An extended excerpt of this article is also available on the ALJ page of this site.
Most recently, the Hon Michael Kirby AC CMG has joined the debate, writing in (2013) 87 ALJ 516 that “the judiciary’s work involves an inescapable component of stress… No amount of sermonising about stress will entirely banish such pressure from the courtroom.”
“Judges, like the rest of the population, have variable temperaments. And whatever their attitudes, they are entitled to express displeasure where they feel that a lawyer, or anyone else, is impeding the proper performance of the judicial function or the attainment of justice.”
The article cautions however that “any response to instances of judicial bullying should not inhibit disproportionately the robust independence of, and candid speaking by, those who hold judicial office.”

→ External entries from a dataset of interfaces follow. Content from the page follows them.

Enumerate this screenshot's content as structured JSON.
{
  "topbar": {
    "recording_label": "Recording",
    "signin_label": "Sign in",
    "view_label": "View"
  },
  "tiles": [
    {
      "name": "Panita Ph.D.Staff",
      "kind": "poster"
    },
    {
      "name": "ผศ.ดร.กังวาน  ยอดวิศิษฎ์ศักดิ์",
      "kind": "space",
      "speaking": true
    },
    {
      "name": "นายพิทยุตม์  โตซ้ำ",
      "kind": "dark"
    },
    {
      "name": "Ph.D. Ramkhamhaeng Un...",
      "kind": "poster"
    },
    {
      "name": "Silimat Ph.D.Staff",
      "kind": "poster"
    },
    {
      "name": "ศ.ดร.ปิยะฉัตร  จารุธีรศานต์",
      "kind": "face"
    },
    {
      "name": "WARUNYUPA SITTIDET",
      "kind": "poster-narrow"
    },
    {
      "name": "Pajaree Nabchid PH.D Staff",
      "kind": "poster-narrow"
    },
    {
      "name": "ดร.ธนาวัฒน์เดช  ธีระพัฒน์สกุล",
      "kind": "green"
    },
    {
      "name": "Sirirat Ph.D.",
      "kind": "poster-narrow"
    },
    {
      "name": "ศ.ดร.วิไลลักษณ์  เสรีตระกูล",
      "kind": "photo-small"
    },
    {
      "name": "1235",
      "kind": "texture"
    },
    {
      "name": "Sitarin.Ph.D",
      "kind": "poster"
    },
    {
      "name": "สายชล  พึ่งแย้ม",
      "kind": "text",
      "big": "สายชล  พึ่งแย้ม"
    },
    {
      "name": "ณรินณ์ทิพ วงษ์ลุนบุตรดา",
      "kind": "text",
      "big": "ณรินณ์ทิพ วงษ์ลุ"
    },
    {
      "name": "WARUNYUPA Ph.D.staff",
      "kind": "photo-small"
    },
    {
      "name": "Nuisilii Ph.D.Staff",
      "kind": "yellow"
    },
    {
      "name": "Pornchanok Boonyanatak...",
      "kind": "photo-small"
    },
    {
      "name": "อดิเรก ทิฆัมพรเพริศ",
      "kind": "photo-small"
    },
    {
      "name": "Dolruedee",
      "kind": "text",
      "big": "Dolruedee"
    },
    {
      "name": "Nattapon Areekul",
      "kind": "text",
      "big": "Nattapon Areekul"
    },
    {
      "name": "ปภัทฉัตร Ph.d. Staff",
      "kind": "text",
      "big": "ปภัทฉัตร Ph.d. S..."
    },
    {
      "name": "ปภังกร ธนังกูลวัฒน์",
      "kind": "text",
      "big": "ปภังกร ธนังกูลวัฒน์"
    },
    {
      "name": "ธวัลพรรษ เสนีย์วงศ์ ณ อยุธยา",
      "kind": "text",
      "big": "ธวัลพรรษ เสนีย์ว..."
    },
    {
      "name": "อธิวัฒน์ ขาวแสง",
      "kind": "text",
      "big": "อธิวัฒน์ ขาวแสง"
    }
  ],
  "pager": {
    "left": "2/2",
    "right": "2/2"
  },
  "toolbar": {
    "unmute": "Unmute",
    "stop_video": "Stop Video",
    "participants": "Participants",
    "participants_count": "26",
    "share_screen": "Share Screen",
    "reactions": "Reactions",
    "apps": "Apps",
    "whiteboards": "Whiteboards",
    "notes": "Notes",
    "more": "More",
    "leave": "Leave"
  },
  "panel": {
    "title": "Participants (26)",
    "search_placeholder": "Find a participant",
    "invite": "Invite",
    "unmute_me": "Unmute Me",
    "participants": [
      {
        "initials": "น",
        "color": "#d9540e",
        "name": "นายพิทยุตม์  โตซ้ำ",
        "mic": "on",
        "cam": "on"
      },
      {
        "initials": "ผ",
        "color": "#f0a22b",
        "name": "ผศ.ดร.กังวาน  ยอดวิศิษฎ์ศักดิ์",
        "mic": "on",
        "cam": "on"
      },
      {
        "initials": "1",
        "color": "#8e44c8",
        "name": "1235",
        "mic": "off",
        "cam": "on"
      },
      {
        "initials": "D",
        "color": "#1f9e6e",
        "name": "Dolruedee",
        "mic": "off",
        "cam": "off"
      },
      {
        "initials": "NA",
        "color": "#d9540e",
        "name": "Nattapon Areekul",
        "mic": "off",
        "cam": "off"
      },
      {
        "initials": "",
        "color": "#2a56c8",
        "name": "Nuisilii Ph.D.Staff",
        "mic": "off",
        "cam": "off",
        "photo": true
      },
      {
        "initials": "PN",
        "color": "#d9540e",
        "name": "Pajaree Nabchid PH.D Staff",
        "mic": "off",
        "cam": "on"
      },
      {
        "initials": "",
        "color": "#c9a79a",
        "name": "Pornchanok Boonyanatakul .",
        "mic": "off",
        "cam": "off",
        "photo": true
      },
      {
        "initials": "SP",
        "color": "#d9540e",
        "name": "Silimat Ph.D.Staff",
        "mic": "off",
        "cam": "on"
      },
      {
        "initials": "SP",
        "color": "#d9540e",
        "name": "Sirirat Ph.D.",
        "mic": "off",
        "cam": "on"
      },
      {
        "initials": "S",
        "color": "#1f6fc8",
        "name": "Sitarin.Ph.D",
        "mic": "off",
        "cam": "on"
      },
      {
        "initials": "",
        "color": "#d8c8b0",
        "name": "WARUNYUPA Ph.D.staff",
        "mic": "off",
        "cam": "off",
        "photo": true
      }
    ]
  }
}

We can expect to see more on this topic following the passage of the Fair Work Act Amendment Bill 2013 by Parliament on 27 June. This will create a new jurisdiction for the Fair Work Commission to hear applications by workers seeking orders to stop alleged workplace bullying. Stay tuned for more information on the dedicated federal anti-bullying regime in the upcoming issues of Workplace Review.